Outsourcing, which means allowing a third party outside the company to perform activities or functions that the company has performed internally, is a strategic decision-making aimed at reducing costs, enhancing management efficiency, and strengthening core competencies, and this importance is the same in the financial services industry. In particular, outsourcing is becoming more important as the value chain of the financial services industry changes according to the recent rapid technological development called the ‘4th industrial revolution.’ However, in Korea, there have been opinions that the statutory regulations on outsourcing are rigidly operated, limiting financial services firms’ use of outsourcing, and thus failing to respond to rapidly changing environments, and outsourcing regulations are on the trend of easing.

Major foreign countries, such as the United States, European Union, United Kingdom, and Singapore do not regulate outsourcing of financial services firms by law. Instead, regulatory or supervisory agencies have created and provided guidelines or guidances for outsourcing management of financial services firms. The guidelines of these agencies commonly emphasize the roles and responsibilities of the board of directors and top management in making and managing outsourcing decisions. In addition, the management process leading to outsourcing risk management, due diligence and selection of outsourcing suppliers, design and conclusion of outsourcing contracts, and supplier monitoring is presented in a similar manner.

All global financial services firms have developed a ‘Code of Conduct’ to manage their outsourcing and apply them to their suppliers. The Code of Conduct commonly contains matters concerning business ethics and integrity, labor and human rights, environment and sustainability, diversity and inclusion. This report also introduces the contents of JP Morgan’s ‘Minimum Control Requirements’ as a specific internal guideline for outsourcing management, which are very specific and detailed as defining minimum control requirements to effectively control IT outsourcing and manage related risks.

If Korea’s outsourcing regulations are continuously eased and ultimately shifted to principle-based, guidelines as soft norms will be needed, and these guidelines should be specific and specialized to provide practical assistance to financial services firms. Financial services firms’ internal outsourcing management guidelines should also be specialized, detailed and technical, and efforts should be made to secure the technical capabilities of their own personnel to create and implement these internal guidelines.

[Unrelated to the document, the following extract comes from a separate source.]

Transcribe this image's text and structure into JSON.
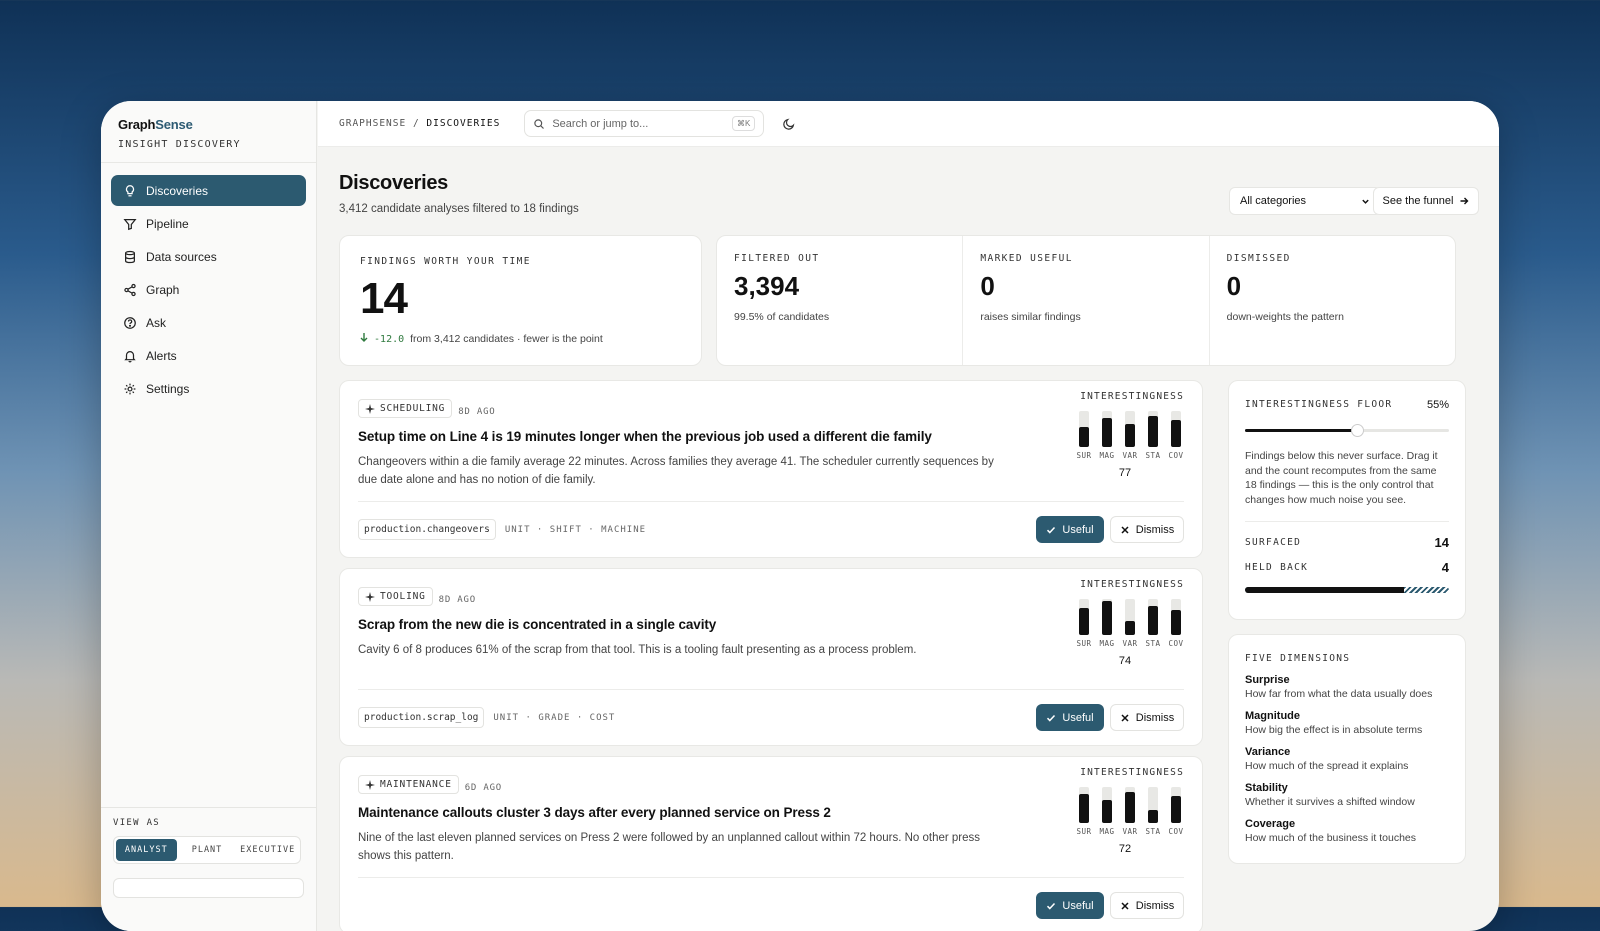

With the increase of IT outsourcing, the importance of risk management related to data and information of customers and firms is growing, and firms need to raise awareness of the responsibilities of the board and top management for outsourcing management.